**Data section:**
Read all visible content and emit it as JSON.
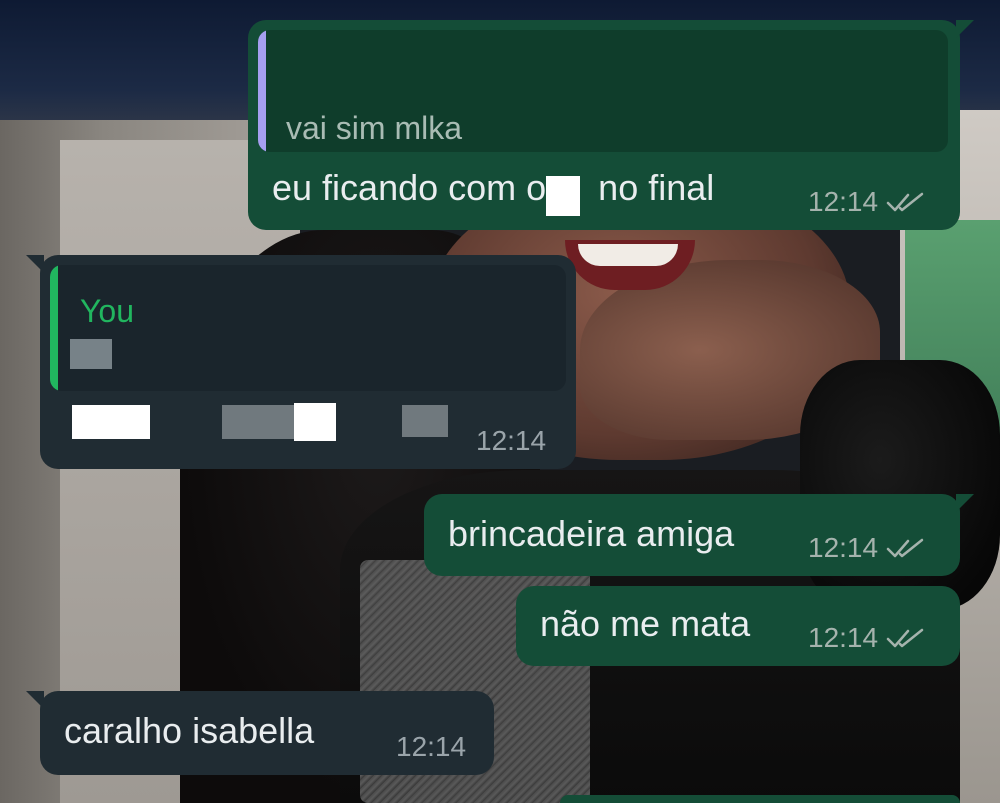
{
  "messages": [
    {
      "id": "m1",
      "direction": "outgoing",
      "quote": {
        "author": "",
        "text": "vai sim mlka"
      },
      "text_before": "eu ficando com o",
      "text_after": "no final",
      "time": "12:14",
      "status": "read"
    },
    {
      "id": "m2",
      "direction": "incoming",
      "quote": {
        "author": "You",
        "text": ""
      },
      "text": "",
      "time": "12:14"
    },
    {
      "id": "m3",
      "direction": "outgoing",
      "text": "brincadeira amiga",
      "time": "12:14",
      "status": "read"
    },
    {
      "id": "m4",
      "direction": "outgoing",
      "text": "não me mata",
      "time": "12:14",
      "status": "read"
    },
    {
      "id": "m5",
      "direction": "incoming",
      "text": "caralho isabella",
      "time": "12:14"
    }
  ],
  "colors": {
    "outgoing_bubble": "#144d37",
    "incoming_bubble": "#202c33",
    "quote_bar_outgoing": "#a69ff0",
    "quote_bar_incoming": "#21b65f",
    "quote_author_you": "#21b65f",
    "read_ticks": "#a5b3ad"
  },
  "icons": {
    "read_receipt": "double-check-icon"
  }
}
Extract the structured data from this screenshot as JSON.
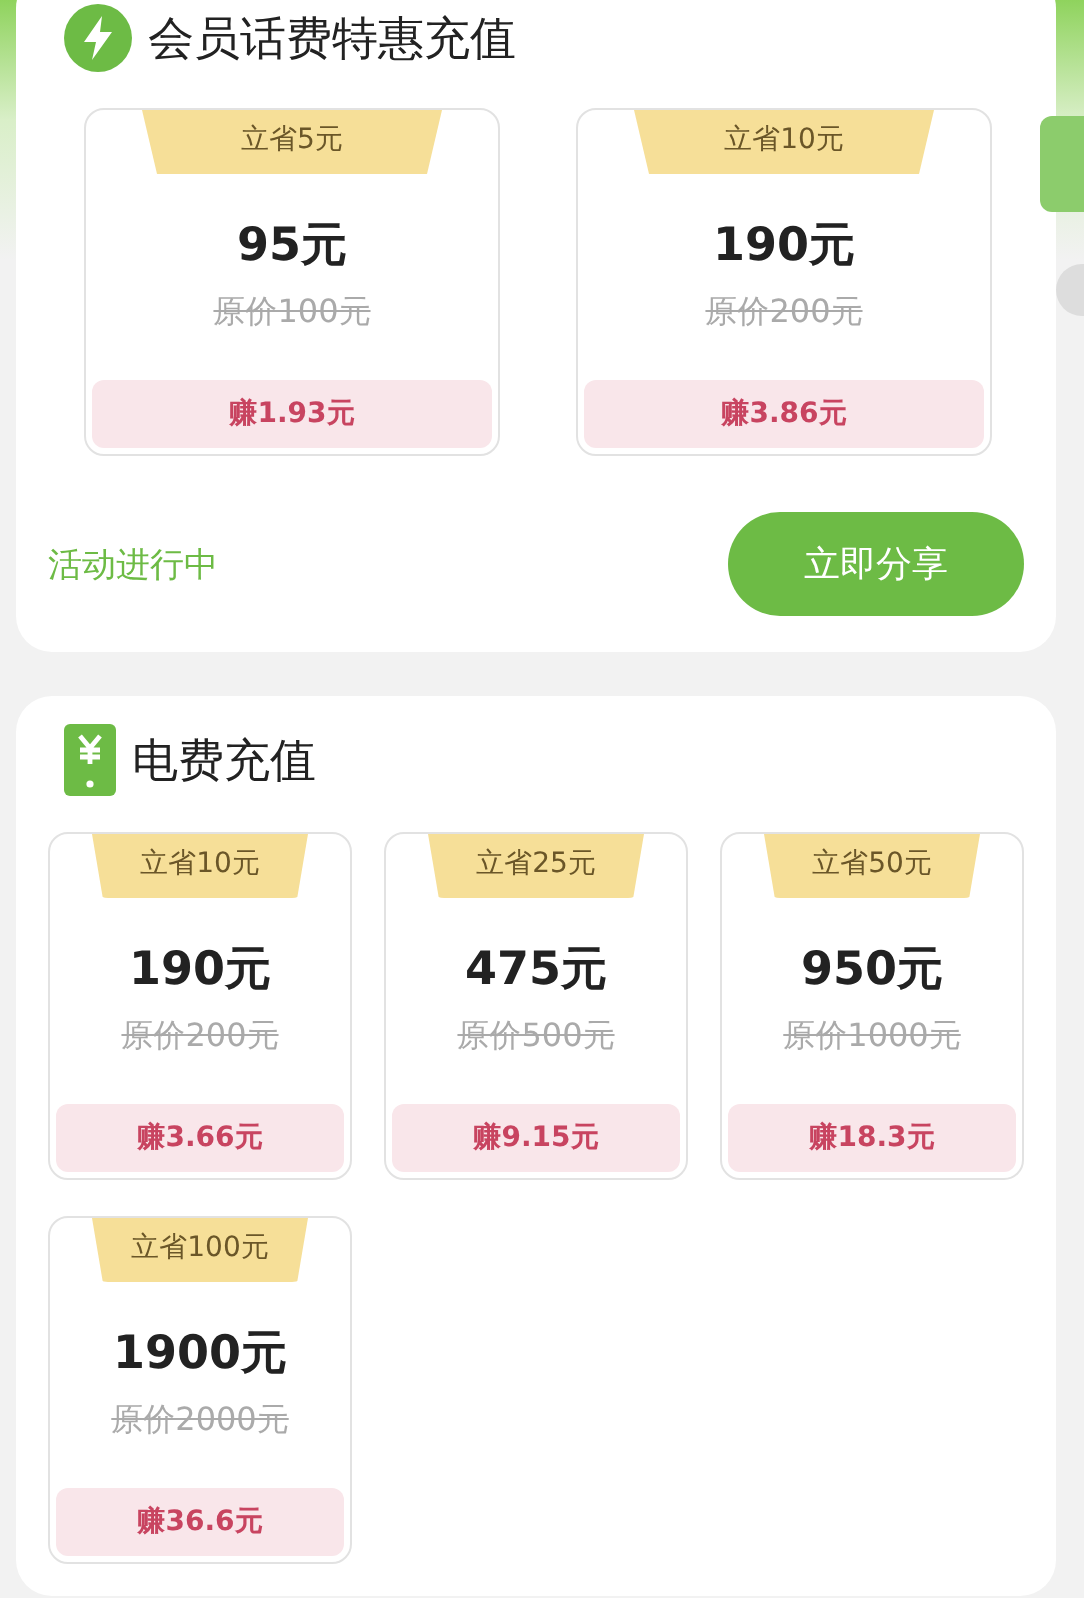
{
  "sections": [
    {
      "title": "会员话费特惠充值",
      "products": [
        {
          "badge": "立省5元",
          "price": "95元",
          "original": "原价100元",
          "earn": "赚1.93元"
        },
        {
          "badge": "立省10元",
          "price": "190元",
          "original": "原价200元",
          "earn": "赚3.86元"
        }
      ],
      "status": "活动进行中",
      "button": "立即分享"
    },
    {
      "title": "电费充值",
      "products": [
        {
          "badge": "立省10元",
          "price": "190元",
          "original": "原价200元",
          "earn": "赚3.66元"
        },
        {
          "badge": "立省25元",
          "price": "475元",
          "original": "原价500元",
          "earn": "赚9.15元"
        },
        {
          "badge": "立省50元",
          "price": "950元",
          "original": "原价1000元",
          "earn": "赚18.3元"
        },
        {
          "badge": "立省100元",
          "price": "1900元",
          "original": "原价2000元",
          "earn": "赚36.6元"
        }
      ]
    }
  ]
}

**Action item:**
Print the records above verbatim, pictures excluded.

**Result:**
Read all visible content and emit it as JSON.
{
  "messages": [
    {
      "id": "m1",
      "direction": "outgoing",
      "quote": {
        "author": "",
        "text": "vai sim mlka"
      },
      "text_before": "eu ficando com o",
      "text_after": "no final",
      "time": "12:14",
      "status": "read"
    },
    {
      "id": "m2",
      "direction": "incoming",
      "quote": {
        "author": "You",
        "text": ""
      },
      "text": "",
      "time": "12:14"
    },
    {
      "id": "m3",
      "direction": "outgoing",
      "text": "brincadeira amiga",
      "time": "12:14",
      "status": "read"
    },
    {
      "id": "m4",
      "direction": "outgoing",
      "text": "não me mata",
      "time": "12:14",
      "status": "read"
    },
    {
      "id": "m5",
      "direction": "incoming",
      "text": "caralho isabella",
      "time": "12:14"
    }
  ],
  "colors": {
    "outgoing_bubble": "#144d37",
    "incoming_bubble": "#202c33",
    "quote_bar_outgoing": "#a69ff0",
    "quote_bar_incoming": "#21b65f",
    "quote_author_you": "#21b65f",
    "read_ticks": "#a5b3ad"
  },
  "icons": {
    "read_receipt": "double-check-icon"
  }
}
Extract the structured data from this screenshot as JSON.
{
  "sections": [
    {
      "title": "会员话费特惠充值",
      "products": [
        {
          "badge": "立省5元",
          "price": "95元",
          "original": "原价100元",
          "earn": "赚1.93元"
        },
        {
          "badge": "立省10元",
          "price": "190元",
          "original": "原价200元",
          "earn": "赚3.86元"
        }
      ],
      "status": "活动进行中",
      "button": "立即分享"
    },
    {
      "title": "电费充值",
      "products": [
        {
          "badge": "立省10元",
          "price": "190元",
          "original": "原价200元",
          "earn": "赚3.66元"
        },
        {
          "badge": "立省25元",
          "price": "475元",
          "original": "原价500元",
          "earn": "赚9.15元"
        },
        {
          "badge": "立省50元",
          "price": "950元",
          "original": "原价1000元",
          "earn": "赚18.3元"
        },
        {
          "badge": "立省100元",
          "price": "1900元",
          "original": "原价2000元",
          "earn": "赚36.6元"
        }
      ]
    }
  ]
}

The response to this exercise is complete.